**Problem details**: Please report each line in the material below that includes "this".

**Exercise materials**:
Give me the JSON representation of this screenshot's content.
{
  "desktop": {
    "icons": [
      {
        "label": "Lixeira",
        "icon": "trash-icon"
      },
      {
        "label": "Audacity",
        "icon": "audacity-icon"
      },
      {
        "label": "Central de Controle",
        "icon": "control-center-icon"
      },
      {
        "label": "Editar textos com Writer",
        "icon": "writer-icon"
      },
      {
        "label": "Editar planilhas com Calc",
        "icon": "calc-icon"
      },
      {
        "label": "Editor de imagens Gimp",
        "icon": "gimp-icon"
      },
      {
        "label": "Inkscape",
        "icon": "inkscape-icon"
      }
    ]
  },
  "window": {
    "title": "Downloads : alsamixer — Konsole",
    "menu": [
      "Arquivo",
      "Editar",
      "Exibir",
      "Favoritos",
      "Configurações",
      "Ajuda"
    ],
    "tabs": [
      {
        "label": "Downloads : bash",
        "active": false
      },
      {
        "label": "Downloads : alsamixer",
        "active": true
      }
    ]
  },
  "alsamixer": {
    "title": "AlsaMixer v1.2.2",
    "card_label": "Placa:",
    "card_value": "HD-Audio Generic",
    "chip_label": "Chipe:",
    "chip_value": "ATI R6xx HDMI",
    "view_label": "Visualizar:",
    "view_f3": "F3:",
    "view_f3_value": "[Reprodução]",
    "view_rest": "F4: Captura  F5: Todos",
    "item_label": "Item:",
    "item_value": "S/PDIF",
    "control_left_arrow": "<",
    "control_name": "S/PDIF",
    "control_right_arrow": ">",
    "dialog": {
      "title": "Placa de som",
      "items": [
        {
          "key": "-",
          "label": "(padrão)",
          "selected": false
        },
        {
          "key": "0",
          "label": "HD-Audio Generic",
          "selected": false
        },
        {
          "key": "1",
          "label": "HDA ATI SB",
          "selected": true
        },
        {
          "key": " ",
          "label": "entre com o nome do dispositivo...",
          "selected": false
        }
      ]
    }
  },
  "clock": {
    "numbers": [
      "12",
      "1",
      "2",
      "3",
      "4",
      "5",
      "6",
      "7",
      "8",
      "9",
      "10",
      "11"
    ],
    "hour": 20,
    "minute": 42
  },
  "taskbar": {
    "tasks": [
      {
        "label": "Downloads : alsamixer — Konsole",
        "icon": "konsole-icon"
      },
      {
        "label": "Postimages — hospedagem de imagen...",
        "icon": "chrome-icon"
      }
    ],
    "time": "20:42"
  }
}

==

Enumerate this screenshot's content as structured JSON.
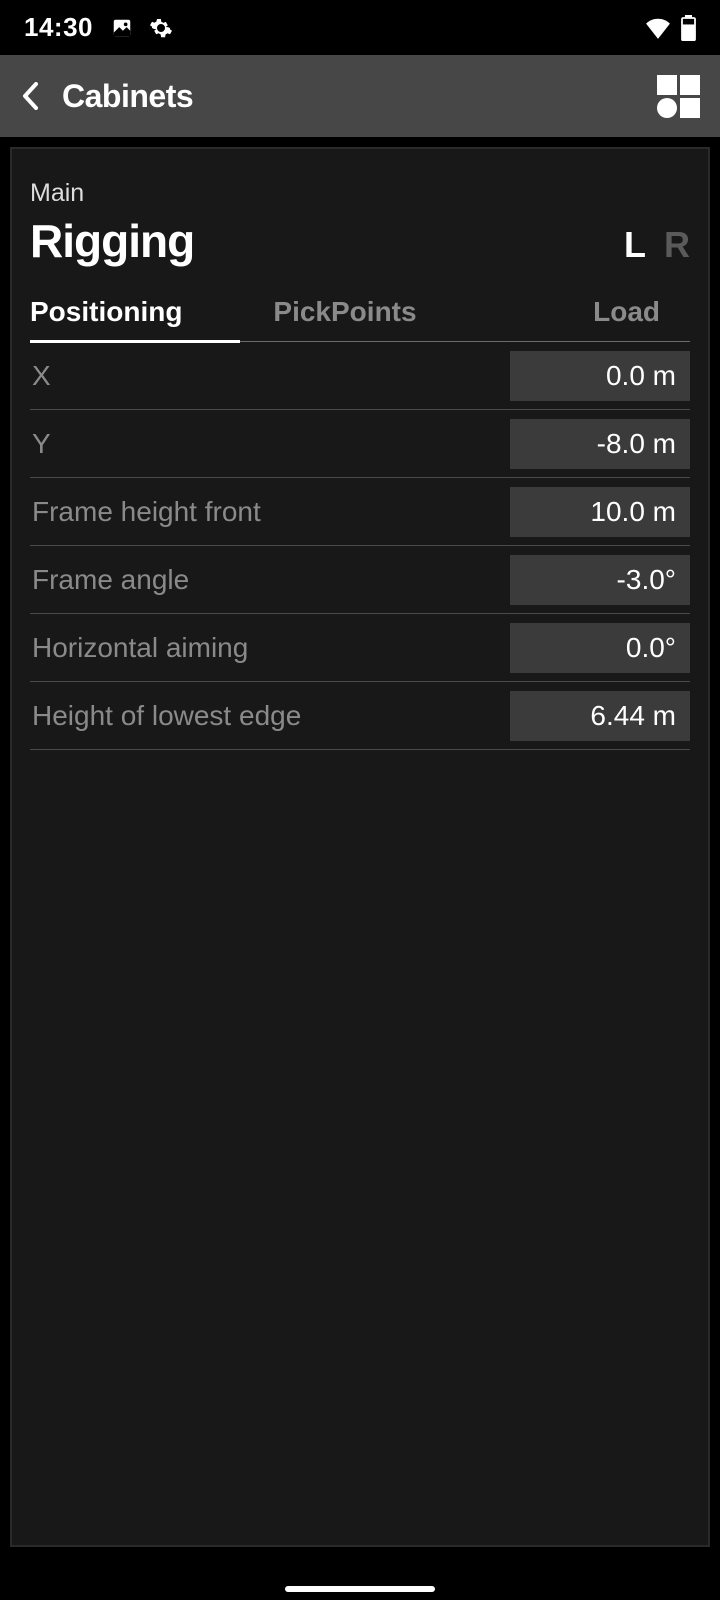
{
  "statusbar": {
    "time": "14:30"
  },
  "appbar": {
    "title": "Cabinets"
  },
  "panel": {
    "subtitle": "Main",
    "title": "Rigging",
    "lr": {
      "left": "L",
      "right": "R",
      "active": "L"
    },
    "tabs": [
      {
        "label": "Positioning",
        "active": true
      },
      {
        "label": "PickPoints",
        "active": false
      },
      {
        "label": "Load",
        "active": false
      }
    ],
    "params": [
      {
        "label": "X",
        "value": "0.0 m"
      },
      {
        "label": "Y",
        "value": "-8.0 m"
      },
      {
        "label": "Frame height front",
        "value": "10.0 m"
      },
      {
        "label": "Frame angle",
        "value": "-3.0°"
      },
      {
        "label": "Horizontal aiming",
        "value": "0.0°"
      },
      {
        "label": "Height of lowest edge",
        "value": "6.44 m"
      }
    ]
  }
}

**Answer**:
Give me the JSON representation of this screenshot's content.
Enumerate this screenshot's content as structured JSON.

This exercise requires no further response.